A scientific mindset is a critical tool for a pharmacist in the academic and professional setting because proper interpersonal relationships skills complement it. This is in recognizing that pharmacists’ role encompasses patient-centered care and interaction with other health professionals whereby adequate communication skills are critical. In providing patient-centered care, pharmacists require interpersonal relationships skills in interviewing patients and counseling them.
Proper interpersonal relationships also require appropriate interpersonal relationships skills in the teamwork with another health professional, both pharmacists and those who are not pharmacists. In addition to this, pharmacists are required to document drug therapy. As a pharmacy student, I have learned that a modern change in healthcare involves interpersonal healthcare teams.
These healthcare teams have to be trained on professional-specific care and interact effectively in the professional setting. One of the barriers of interpersonal interactions in pharmacy students is that they have to context when interacting with their instructors, other health professionals, and the patients. The outcome of having high-quality interpersonal relationships skills in the healthcare setting is that it facilitates the delivery of healthcare services.
Having been through clinical rotation as a pharmacy student, I have learned that I have personal strengths and weaknesses in interpersonal communication. One of my strengths, as I have realized and with the confirmation of my instructors, is that I avoid using medical jargon when communicating with patients. When it is necessary to use jargon, I explain the meaning to the patient, something they usually appreciate. According to my instructors, this is a common mistake made by my pharmacy students.
I, however, have realized that I have weaknesses that compromise the quality of my services to patients. I try to use slang with the patients to connect with them better, which works only for a small percentage of the attempts made. This is because slang tends to vary from one patient to another depending on where they come from, their ethnicity, and their quality of education. Having realized the strength and weaknesses, it is clear that interpersonal relationships skills in the healthcare setting more often arise in interactions between patients and healthcare professionals than among healthcare professionals.
There is a set of scenarios whose outcome has come as a surprise to me and predominantly involve patient counseling. As a pharmacist, I am expected to interview the patients to review their medication a process that needs effective interpersonal relationships skills. I have realized that some patients, more so those who are also immigrants who do not speak or hear the English language.
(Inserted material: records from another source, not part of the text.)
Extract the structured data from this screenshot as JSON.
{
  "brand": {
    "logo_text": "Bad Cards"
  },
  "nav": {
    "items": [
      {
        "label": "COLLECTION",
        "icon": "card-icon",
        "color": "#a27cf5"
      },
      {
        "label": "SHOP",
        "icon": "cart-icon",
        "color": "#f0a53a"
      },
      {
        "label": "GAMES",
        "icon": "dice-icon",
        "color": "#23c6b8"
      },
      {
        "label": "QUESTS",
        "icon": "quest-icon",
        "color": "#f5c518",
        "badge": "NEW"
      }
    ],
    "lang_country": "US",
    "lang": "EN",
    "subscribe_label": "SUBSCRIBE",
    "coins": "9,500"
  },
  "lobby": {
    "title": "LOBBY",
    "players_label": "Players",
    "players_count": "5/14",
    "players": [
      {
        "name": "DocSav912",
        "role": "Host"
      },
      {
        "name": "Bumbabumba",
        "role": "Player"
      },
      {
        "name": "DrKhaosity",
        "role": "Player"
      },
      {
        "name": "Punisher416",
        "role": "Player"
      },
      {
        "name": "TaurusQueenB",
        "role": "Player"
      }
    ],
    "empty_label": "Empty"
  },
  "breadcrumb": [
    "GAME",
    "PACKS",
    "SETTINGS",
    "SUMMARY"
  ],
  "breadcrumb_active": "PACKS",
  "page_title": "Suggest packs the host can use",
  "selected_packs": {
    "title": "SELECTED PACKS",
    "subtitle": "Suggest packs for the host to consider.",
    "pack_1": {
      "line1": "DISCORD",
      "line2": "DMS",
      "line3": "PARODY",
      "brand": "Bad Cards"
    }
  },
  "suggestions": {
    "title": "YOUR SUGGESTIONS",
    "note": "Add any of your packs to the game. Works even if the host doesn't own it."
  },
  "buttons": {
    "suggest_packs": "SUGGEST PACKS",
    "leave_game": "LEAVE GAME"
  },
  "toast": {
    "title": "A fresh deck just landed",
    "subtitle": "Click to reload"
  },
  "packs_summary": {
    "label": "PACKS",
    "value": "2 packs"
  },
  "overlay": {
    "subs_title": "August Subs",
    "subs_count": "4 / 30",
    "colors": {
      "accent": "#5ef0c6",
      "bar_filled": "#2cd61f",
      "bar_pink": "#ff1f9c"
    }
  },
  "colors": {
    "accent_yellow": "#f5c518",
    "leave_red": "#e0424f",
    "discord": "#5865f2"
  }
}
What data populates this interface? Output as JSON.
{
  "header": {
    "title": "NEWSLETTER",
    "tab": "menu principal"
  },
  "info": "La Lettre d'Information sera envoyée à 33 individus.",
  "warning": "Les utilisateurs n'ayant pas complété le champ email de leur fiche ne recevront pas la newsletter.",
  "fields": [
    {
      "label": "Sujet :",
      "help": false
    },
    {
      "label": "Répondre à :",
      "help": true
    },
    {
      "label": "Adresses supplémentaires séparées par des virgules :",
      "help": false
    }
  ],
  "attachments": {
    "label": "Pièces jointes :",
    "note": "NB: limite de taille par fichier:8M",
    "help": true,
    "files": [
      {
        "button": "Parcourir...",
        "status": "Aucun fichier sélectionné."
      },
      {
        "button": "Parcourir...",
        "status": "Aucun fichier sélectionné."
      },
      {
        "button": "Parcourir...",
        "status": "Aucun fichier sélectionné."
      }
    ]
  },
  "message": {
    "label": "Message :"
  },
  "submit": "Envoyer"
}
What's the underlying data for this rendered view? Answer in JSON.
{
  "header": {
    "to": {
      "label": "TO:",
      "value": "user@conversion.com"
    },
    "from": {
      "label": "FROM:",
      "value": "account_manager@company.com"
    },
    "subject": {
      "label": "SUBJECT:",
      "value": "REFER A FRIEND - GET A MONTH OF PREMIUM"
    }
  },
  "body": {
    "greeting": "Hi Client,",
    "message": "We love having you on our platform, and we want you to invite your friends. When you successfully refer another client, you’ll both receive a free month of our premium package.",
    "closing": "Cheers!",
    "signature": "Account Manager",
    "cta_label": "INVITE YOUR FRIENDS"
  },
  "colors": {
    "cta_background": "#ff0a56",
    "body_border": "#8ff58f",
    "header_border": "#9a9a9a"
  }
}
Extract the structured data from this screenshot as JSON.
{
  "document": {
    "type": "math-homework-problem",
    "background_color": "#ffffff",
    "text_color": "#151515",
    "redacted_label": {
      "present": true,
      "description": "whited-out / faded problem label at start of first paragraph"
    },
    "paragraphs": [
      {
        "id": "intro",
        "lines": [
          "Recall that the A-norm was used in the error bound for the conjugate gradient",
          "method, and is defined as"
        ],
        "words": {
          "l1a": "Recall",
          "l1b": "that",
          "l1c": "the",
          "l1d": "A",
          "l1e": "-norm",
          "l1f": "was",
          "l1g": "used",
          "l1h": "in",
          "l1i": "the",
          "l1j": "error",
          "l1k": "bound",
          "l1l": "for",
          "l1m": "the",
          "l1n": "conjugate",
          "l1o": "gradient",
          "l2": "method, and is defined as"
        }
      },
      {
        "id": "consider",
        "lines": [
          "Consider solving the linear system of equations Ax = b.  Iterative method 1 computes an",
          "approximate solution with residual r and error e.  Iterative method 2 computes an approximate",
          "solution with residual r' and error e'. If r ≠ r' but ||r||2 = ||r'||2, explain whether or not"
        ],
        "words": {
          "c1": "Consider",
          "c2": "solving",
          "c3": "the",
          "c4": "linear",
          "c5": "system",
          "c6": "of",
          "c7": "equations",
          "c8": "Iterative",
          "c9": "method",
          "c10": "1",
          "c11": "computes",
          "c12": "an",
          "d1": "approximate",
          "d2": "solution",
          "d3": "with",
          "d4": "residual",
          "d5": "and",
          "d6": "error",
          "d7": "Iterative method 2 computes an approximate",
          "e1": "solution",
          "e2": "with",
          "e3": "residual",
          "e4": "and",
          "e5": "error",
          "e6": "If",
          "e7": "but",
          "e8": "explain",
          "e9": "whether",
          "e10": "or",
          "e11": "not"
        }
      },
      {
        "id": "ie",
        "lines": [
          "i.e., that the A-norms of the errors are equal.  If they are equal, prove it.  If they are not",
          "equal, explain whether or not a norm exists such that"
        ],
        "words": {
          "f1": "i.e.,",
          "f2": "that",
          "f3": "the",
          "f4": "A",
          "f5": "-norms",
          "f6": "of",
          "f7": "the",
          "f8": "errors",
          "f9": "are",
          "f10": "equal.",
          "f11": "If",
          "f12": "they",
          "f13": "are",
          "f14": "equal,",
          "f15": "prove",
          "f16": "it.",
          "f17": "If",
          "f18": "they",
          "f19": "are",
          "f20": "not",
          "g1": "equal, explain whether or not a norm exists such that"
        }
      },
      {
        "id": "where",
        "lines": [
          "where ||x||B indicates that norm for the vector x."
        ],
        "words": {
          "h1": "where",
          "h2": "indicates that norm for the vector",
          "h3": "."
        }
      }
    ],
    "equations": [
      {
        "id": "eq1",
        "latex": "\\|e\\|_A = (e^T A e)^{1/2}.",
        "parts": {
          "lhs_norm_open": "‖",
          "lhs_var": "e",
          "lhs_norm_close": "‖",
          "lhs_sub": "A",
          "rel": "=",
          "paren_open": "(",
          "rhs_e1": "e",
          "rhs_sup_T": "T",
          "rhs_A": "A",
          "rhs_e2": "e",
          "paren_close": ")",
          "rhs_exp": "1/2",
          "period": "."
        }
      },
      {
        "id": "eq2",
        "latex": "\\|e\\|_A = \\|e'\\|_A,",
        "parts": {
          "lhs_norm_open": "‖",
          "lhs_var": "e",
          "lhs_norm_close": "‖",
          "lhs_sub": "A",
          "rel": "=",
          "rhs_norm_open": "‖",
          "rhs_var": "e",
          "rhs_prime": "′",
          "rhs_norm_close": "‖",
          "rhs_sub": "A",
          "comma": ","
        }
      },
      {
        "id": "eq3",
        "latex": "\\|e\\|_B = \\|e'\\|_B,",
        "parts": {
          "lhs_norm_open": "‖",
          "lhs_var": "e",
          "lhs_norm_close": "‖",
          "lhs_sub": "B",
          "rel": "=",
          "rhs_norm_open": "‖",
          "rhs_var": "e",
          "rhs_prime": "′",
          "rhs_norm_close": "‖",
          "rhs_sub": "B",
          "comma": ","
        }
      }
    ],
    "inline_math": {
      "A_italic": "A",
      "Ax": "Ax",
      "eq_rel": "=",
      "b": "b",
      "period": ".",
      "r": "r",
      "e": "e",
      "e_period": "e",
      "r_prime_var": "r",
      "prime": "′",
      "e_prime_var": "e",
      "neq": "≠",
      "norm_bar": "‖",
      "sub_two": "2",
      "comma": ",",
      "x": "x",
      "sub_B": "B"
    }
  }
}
Often, when I ask such patients open-ended questions during patient counseling, they fail to express themselves coherently, compromising my ability to help resolve their health problems. This is something that I think cannot be resolve at a personal level ad instead, the hospitals should have professional translators for all the common languages used by immigrants such as Spanish, Arabic, Swahili, Chinese, and Hindu.
I have learned that fellow health professionals, regardless of their roles, nurses, physicians, and students, can improve my interpersonal relationships skills. Therefore, in the future, I shall integrate teamwork in my everyday tasks to open interactions that facilitate information sharing (Pype et al.). Thus, reinforcing a team-oriented culture can improve not only my interpersonal relationships skills but also those of other people.
Pype, Peter, et al. “Healthcare teams as complex adaptive systems: understanding team behaviour through team members’ perception of interpersonal interaction.” BMC health services research 18.1 (2018): 1-13.